:: Information

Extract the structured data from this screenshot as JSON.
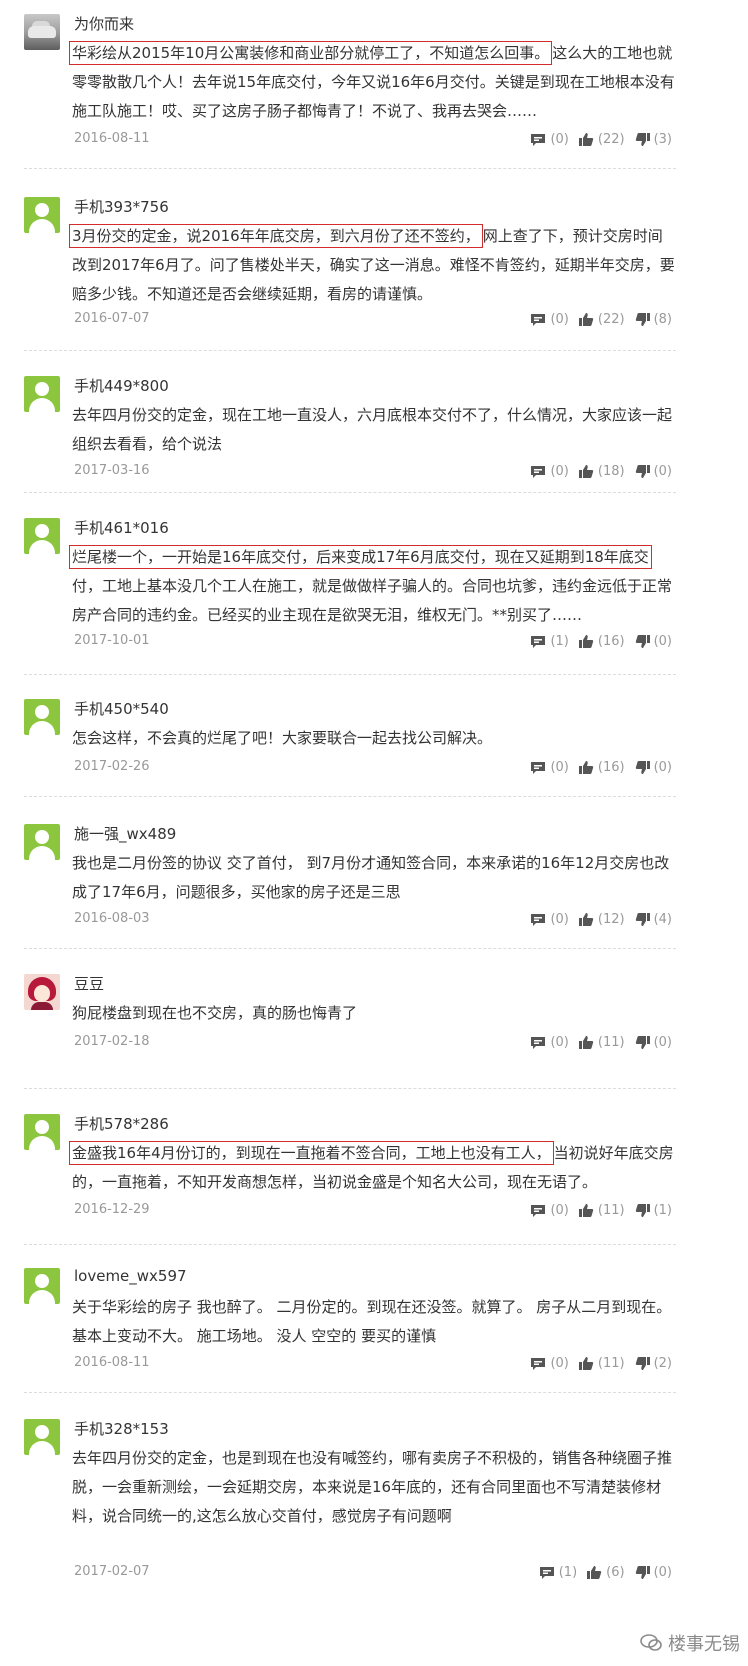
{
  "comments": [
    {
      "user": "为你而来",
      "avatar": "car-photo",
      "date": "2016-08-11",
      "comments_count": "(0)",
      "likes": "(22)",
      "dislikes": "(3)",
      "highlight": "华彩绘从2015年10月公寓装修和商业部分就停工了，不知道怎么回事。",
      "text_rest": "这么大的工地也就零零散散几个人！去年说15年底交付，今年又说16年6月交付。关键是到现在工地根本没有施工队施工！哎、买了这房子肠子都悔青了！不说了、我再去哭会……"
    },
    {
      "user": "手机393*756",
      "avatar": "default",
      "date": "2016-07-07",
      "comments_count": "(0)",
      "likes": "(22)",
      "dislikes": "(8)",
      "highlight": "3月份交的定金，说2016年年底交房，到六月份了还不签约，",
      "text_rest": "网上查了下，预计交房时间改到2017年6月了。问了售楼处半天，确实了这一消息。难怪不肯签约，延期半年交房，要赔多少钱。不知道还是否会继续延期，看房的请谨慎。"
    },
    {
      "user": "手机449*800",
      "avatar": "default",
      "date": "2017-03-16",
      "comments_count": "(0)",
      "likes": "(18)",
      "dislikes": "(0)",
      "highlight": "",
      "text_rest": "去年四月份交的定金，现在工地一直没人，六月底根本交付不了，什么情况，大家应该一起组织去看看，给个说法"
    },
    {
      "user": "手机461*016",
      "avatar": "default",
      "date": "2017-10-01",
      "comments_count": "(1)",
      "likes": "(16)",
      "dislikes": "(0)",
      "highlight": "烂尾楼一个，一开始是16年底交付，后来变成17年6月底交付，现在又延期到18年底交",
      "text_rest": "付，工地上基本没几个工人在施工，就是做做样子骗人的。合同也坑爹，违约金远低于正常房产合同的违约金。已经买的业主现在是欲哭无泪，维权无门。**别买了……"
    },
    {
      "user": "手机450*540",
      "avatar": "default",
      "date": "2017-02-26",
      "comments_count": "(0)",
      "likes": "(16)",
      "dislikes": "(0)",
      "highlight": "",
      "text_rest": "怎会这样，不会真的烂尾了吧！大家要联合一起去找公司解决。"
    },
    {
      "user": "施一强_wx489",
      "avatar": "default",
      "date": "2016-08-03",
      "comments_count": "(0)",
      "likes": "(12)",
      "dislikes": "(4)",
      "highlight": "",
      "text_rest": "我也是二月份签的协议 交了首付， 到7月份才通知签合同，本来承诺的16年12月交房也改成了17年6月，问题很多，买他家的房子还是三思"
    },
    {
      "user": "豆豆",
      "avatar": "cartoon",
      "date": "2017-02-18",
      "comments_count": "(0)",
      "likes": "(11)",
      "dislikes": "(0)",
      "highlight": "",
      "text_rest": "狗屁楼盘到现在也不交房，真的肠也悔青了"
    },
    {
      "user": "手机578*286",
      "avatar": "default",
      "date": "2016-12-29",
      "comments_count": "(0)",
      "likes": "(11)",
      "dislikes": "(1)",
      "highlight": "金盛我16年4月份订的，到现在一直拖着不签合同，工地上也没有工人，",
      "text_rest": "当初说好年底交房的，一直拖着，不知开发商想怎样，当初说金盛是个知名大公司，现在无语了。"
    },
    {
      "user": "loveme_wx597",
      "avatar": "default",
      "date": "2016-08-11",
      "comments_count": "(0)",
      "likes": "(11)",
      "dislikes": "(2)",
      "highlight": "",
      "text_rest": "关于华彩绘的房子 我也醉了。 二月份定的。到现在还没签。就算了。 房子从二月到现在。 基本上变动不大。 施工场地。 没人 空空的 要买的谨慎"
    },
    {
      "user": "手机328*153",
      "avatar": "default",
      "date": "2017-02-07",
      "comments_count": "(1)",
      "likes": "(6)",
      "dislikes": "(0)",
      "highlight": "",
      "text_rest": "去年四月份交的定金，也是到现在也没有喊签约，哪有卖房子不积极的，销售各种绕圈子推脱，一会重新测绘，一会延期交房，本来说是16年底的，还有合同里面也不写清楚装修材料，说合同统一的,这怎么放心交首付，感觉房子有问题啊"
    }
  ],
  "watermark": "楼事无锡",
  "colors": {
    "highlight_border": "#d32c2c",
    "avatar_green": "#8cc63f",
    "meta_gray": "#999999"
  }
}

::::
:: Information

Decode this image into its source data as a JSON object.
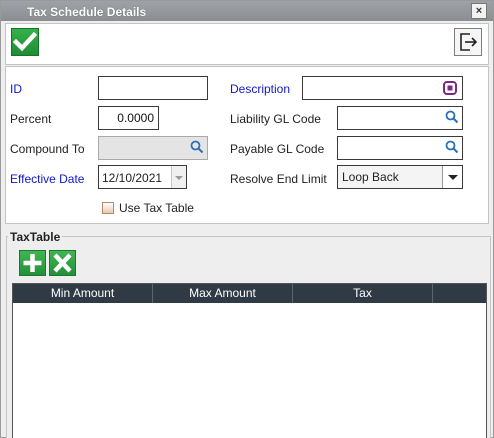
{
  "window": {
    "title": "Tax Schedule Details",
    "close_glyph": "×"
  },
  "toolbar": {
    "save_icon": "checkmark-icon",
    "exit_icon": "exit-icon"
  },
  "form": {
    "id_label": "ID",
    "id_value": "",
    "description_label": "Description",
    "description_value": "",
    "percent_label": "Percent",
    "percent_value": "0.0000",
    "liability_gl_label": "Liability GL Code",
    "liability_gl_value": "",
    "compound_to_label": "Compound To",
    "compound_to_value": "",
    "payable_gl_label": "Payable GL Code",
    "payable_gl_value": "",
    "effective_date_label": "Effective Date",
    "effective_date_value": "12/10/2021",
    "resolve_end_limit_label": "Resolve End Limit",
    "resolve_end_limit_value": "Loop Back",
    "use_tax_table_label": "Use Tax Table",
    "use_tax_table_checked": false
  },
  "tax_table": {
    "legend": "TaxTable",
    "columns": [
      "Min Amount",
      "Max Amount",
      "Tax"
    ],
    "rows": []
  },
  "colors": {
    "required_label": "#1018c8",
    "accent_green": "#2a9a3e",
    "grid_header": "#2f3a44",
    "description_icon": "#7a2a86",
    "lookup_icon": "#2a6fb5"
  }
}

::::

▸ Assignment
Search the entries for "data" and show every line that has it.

▸ Your solution
Extract the structured data from this screenshot as JSON.
Decode this image into its source data as a JSON object.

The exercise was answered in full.